``We must redraw the line between owner and community,'' said New York Times columnist Eric Freyfogle, lecturing to some Iowa farmers who are mired in 18th century ideology. ``Property is a malleable, evolving institution, something the community ought to regularly reshape to reflect its knowledge and needs.'' He tried to quiet the farmers' ``exaggerated fears'' by assuring them that some choices would still be open to them. They could still post a ``No Trespassing Sign'' to ``keep other humans at bay'' [except the ones telling them how to manage their crops]. He hopes they will soon ``join the dialogue'' because ``the land cannot wait much longer'' (Ariz Daily Star 1/10/92).

Banning the (Population) Bomb

Previously, the environmentalist lobby was too fearful of the right-to-life movement to speak forthrightly.

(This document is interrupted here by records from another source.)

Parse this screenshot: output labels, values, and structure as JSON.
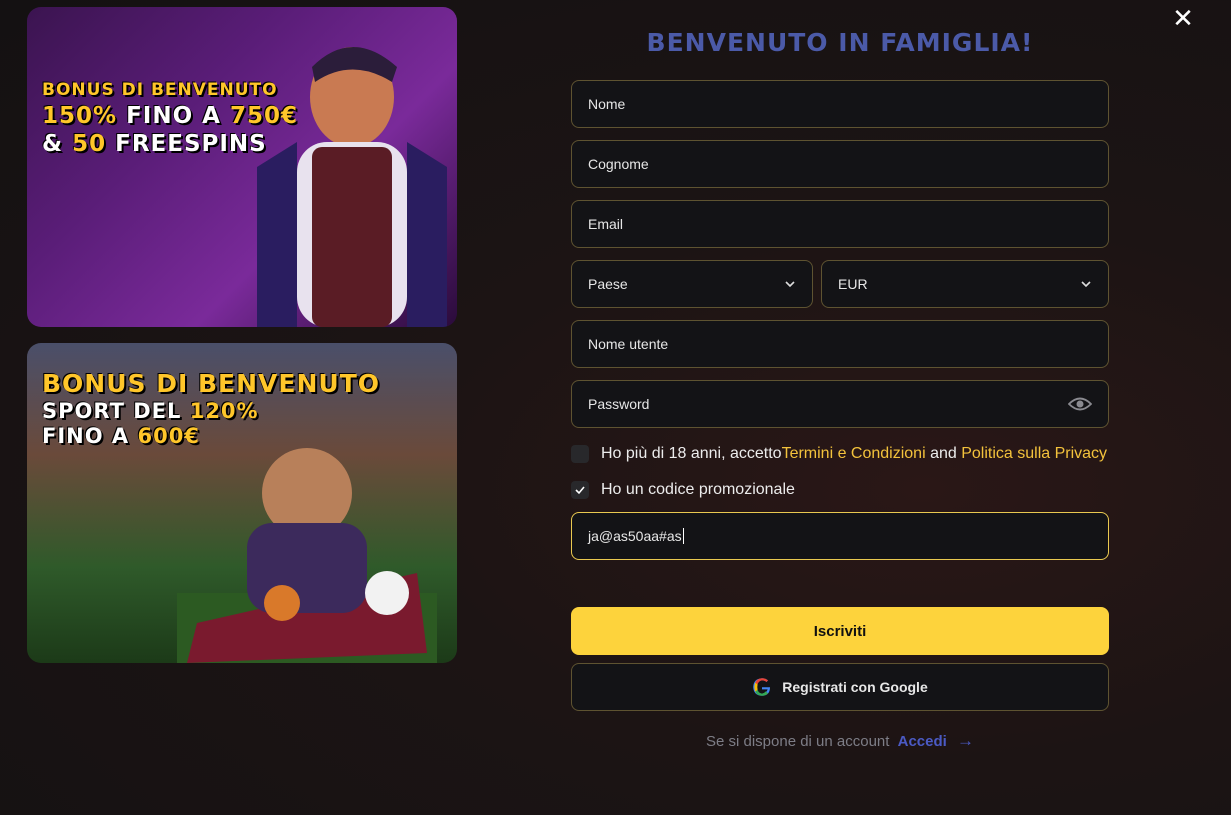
{
  "close_icon": "close-icon",
  "banners": {
    "casino": {
      "line1": "BONUS DI BENVENUTO",
      "line2a": "150%",
      "line2b": " FINO A ",
      "line2c": "750€",
      "line3a": "& ",
      "line3b": "50",
      "line3c": " FREESPINS"
    },
    "sport": {
      "line1": "BONUS DI BENVENUTO",
      "line2a": "SPORT DEL ",
      "line2b": "120%",
      "line3a": "FINO A ",
      "line3b": "600€"
    }
  },
  "form": {
    "title": "BENVENUTO IN FAMIGLIA!",
    "first_name_placeholder": "Nome",
    "last_name_placeholder": "Cognome",
    "email_placeholder": "Email",
    "country_label": "Paese",
    "currency_label": "EUR",
    "username_placeholder": "Nome utente",
    "password_placeholder": "Password",
    "terms": {
      "prefix": "Ho più di 18 anni, accetto ",
      "terms_link": "Termini e Condizioni",
      "and": " and ",
      "privacy_link": "Politica sulla Privacy",
      "checked": false
    },
    "promo": {
      "label": "Ho un codice promozionale",
      "checked": true,
      "value": "ja@as50aa#as"
    },
    "submit_label": "Iscriviti",
    "google_label": "Registrati con Google",
    "login_prompt": "Se si dispone di un account",
    "login_link": "Accedi",
    "login_arrow": "→"
  },
  "colors": {
    "accent_gold": "#fdd33c",
    "title_blue": "#4b5aa8",
    "link_blue": "#4b5ac4",
    "field_border": "#5e5331"
  }
}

But last May, leaders of more than 100 environmental organizations joined leading population control advocates in calling for an urgent response to global overpopulation (Science 252:1247, 1991).

The ``carrying capacity'' of Planet Earth is being strained, in their view. The food supply is not the limiting factor, Paul Ehrlich's predictions of the Famines of 1974, 1985, and 2001 notwithstanding. Only Africa now suffers widespread famine, and only because of ``a network of social and political factors that could be corrected'' (Science 254:790, 1991). According to a Hudson Institute report, the globe could now feed another two billion people on good land diverted from crops by government policy in the US and Argentina, and another four billion if high-yield farming technologies were more widely adopted in the Third World (Wall St J 9/19/91).

The problem is, according to a National Academy of Science report on global warming, that population growth is the ``biggest single driver of atmospheric pollution.'' Increasing numbers and, more importantly, better living conditions, lead to increased energy consumption.

``The conspicuous doubling of the average lifespan of whole populations...over the past 100 years is linked to the progressively increasing energy flow through society over the same time....The recent rise of energy consumption by Homo sapiens to levels 10-20 times above the basic metabolic rate is glaringly beneficial to the species.'' Therefore, ``there will be no voluntary way back from a high-energy to a low-energy economy,'' according to Manfred Schidlowski of the Max Planck Institut für Chemie (Nature 9/26/91).

The ban-the-(atomic)-bomb movement accomplished the banning of strategic defense and the rejection of bomb shelters. Only because of this, nuclear weapons had (and have) the power to cause a near-apocalyptic destruction of our undefended industrialized society.

In the guise of averting another apocalypse (global warming, ozone destruction, acid rain, etc.) which, unlike nuclear weapons effects, is purely hypothetical the environmentalists could achieve the actual destruction of our industrialized society.

The Earth First! Wilderness System Preserve would ban man from 32% of the USA (except for ``indigenous peoples living a traditional pre-European-contact lifestyle''). Other regulations would ordain a similar lifestyle for the surviving remnant, and the final defeat of the Enemy which is us.